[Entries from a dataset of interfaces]
╭──
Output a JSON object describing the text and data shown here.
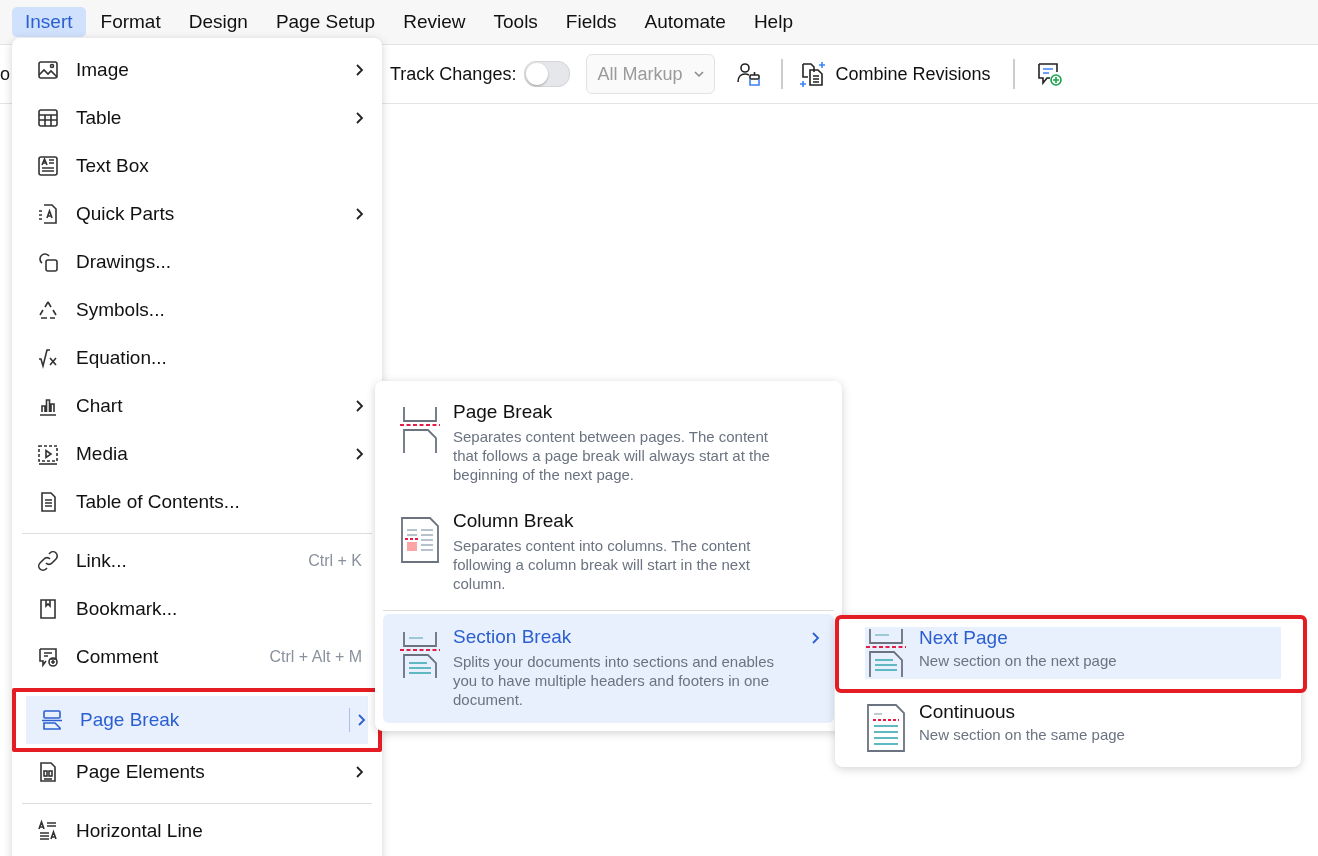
{
  "menubar": [
    {
      "label": "Insert",
      "selected": true
    },
    {
      "label": "Format",
      "selected": false
    },
    {
      "label": "Design",
      "selected": false
    },
    {
      "label": "Page Setup",
      "selected": false
    },
    {
      "label": "Review",
      "selected": false
    },
    {
      "label": "Tools",
      "selected": false
    },
    {
      "label": "Fields",
      "selected": false
    },
    {
      "label": "Automate",
      "selected": false
    },
    {
      "label": "Help",
      "selected": false
    }
  ],
  "toolbar": {
    "cut_text": "o",
    "track_changes": {
      "label": "Track Changes:",
      "on": false
    },
    "markup": {
      "value": "All Markup",
      "disabled": true
    },
    "combine": "Combine Revisions"
  },
  "insert_menu": {
    "items": [
      {
        "kind": "item",
        "label": "Image",
        "submenu": true,
        "selected": false,
        "highlighted": false
      },
      {
        "kind": "item",
        "label": "Table",
        "submenu": true,
        "selected": false,
        "highlighted": false
      },
      {
        "kind": "item",
        "label": "Text Box",
        "submenu": false,
        "selected": false,
        "highlighted": false
      },
      {
        "kind": "item",
        "label": "Quick Parts",
        "submenu": true,
        "selected": false,
        "highlighted": false
      },
      {
        "kind": "item",
        "label": "Drawings...",
        "submenu": false,
        "selected": false,
        "highlighted": false
      },
      {
        "kind": "item",
        "label": "Symbols...",
        "submenu": false,
        "selected": false,
        "highlighted": false
      },
      {
        "kind": "item",
        "label": "Equation...",
        "submenu": false,
        "selected": false,
        "highlighted": false
      },
      {
        "kind": "item",
        "label": "Chart",
        "submenu": true,
        "selected": false,
        "highlighted": false
      },
      {
        "kind": "item",
        "label": "Media",
        "submenu": true,
        "selected": false,
        "highlighted": false
      },
      {
        "kind": "item",
        "label": "Table of Contents...",
        "submenu": false,
        "selected": false,
        "highlighted": false
      },
      {
        "kind": "divider"
      },
      {
        "kind": "item",
        "label": "Link...",
        "shortcut": "Ctrl + K",
        "submenu": false,
        "selected": false,
        "highlighted": false
      },
      {
        "kind": "item",
        "label": "Bookmark...",
        "submenu": false,
        "selected": false,
        "highlighted": false
      },
      {
        "kind": "item",
        "label": "Comment",
        "shortcut": "Ctrl + Alt + M",
        "submenu": false,
        "selected": false,
        "highlighted": false
      },
      {
        "kind": "divider"
      },
      {
        "kind": "item",
        "label": "Page Break",
        "submenu": true,
        "selected": true,
        "highlighted": true
      },
      {
        "kind": "item",
        "label": "Page Elements",
        "submenu": true,
        "selected": false,
        "highlighted": false
      },
      {
        "kind": "divider"
      },
      {
        "kind": "item",
        "label": "Horizontal Line",
        "submenu": false,
        "selected": false,
        "highlighted": false
      }
    ]
  },
  "page_break_menu": {
    "items": [
      {
        "title": "Page Break",
        "description": "Separates content between pages. The content that follows a page break will always start at the beginning of the next page.",
        "submenu": false,
        "selected": false
      },
      {
        "title": "Column Break",
        "description": "Separates content into columns. The content following a column break will start in the next column.",
        "submenu": false,
        "selected": false
      },
      {
        "title": "Section Break",
        "description": "Splits your documents into sections and enables you to have multiple headers and footers in one document.",
        "submenu": true,
        "selected": true
      }
    ]
  },
  "section_break_menu": {
    "items": [
      {
        "title": "Next Page",
        "description": "New section on the next page",
        "selected": true,
        "highlighted": true
      },
      {
        "title": "Continuous",
        "description": "New section on the same page",
        "selected": false,
        "highlighted": false
      }
    ]
  }
}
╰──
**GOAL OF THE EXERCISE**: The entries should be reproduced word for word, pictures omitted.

**OUTPUT FOR THIS TASK**:
Output a JSON object describing the text and data shown here.
{
  "menubar": [
    {
      "label": "Insert",
      "selected": true
    },
    {
      "label": "Format",
      "selected": false
    },
    {
      "label": "Design",
      "selected": false
    },
    {
      "label": "Page Setup",
      "selected": false
    },
    {
      "label": "Review",
      "selected": false
    },
    {
      "label": "Tools",
      "selected": false
    },
    {
      "label": "Fields",
      "selected": false
    },
    {
      "label": "Automate",
      "selected": false
    },
    {
      "label": "Help",
      "selected": false
    }
  ],
  "toolbar": {
    "cut_text": "o",
    "track_changes": {
      "label": "Track Changes:",
      "on": false
    },
    "markup": {
      "value": "All Markup",
      "disabled": true
    },
    "combine": "Combine Revisions"
  },
  "insert_menu": {
    "items": [
      {
        "kind": "item",
        "label": "Image",
        "submenu": true,
        "selected": false,
        "highlighted": false
      },
      {
        "kind": "item",
        "label": "Table",
        "submenu": true,
        "selected": false,
        "highlighted": false
      },
      {
        "kind": "item",
        "label": "Text Box",
        "submenu": false,
        "selected": false,
        "highlighted": false
      },
      {
        "kind": "item",
        "label": "Quick Parts",
        "submenu": true,
        "selected": false,
        "highlighted": false
      },
      {
        "kind": "item",
        "label": "Drawings...",
        "submenu": false,
        "selected": false,
        "highlighted": false
      },
      {
        "kind": "item",
        "label": "Symbols...",
        "submenu": false,
        "selected": false,
        "highlighted": false
      },
      {
        "kind": "item",
        "label": "Equation...",
        "submenu": false,
        "selected": false,
        "highlighted": false
      },
      {
        "kind": "item",
        "label": "Chart",
        "submenu": true,
        "selected": false,
        "highlighted": false
      },
      {
        "kind": "item",
        "label": "Media",
        "submenu": true,
        "selected": false,
        "highlighted": false
      },
      {
        "kind": "item",
        "label": "Table of Contents...",
        "submenu": false,
        "selected": false,
        "highlighted": false
      },
      {
        "kind": "divider"
      },
      {
        "kind": "item",
        "label": "Link...",
        "shortcut": "Ctrl + K",
        "submenu": false,
        "selected": false,
        "highlighted": false
      },
      {
        "kind": "item",
        "label": "Bookmark...",
        "submenu": false,
        "selected": false,
        "highlighted": false
      },
      {
        "kind": "item",
        "label": "Comment",
        "shortcut": "Ctrl + Alt + M",
        "submenu": false,
        "selected": false,
        "highlighted": false
      },
      {
        "kind": "divider"
      },
      {
        "kind": "item",
        "label": "Page Break",
        "submenu": true,
        "selected": true,
        "highlighted": true
      },
      {
        "kind": "item",
        "label": "Page Elements",
        "submenu": true,
        "selected": false,
        "highlighted": false
      },
      {
        "kind": "divider"
      },
      {
        "kind": "item",
        "label": "Horizontal Line",
        "submenu": false,
        "selected": false,
        "highlighted": false
      }
    ]
  },
  "page_break_menu": {
    "items": [
      {
        "title": "Page Break",
        "description": "Separates content between pages. The content that follows a page break will always start at the beginning of the next page.",
        "submenu": false,
        "selected": false
      },
      {
        "title": "Column Break",
        "description": "Separates content into columns. The content following a column break will start in the next column.",
        "submenu": false,
        "selected": false
      },
      {
        "title": "Section Break",
        "description": "Splits your documents into sections and enables you to have multiple headers and footers in one document.",
        "submenu": true,
        "selected": true
      }
    ]
  },
  "section_break_menu": {
    "items": [
      {
        "title": "Next Page",
        "description": "New section on the next page",
        "selected": true,
        "highlighted": true
      },
      {
        "title": "Continuous",
        "description": "New section on the same page",
        "selected": false,
        "highlighted": false
      }
    ]
  }
}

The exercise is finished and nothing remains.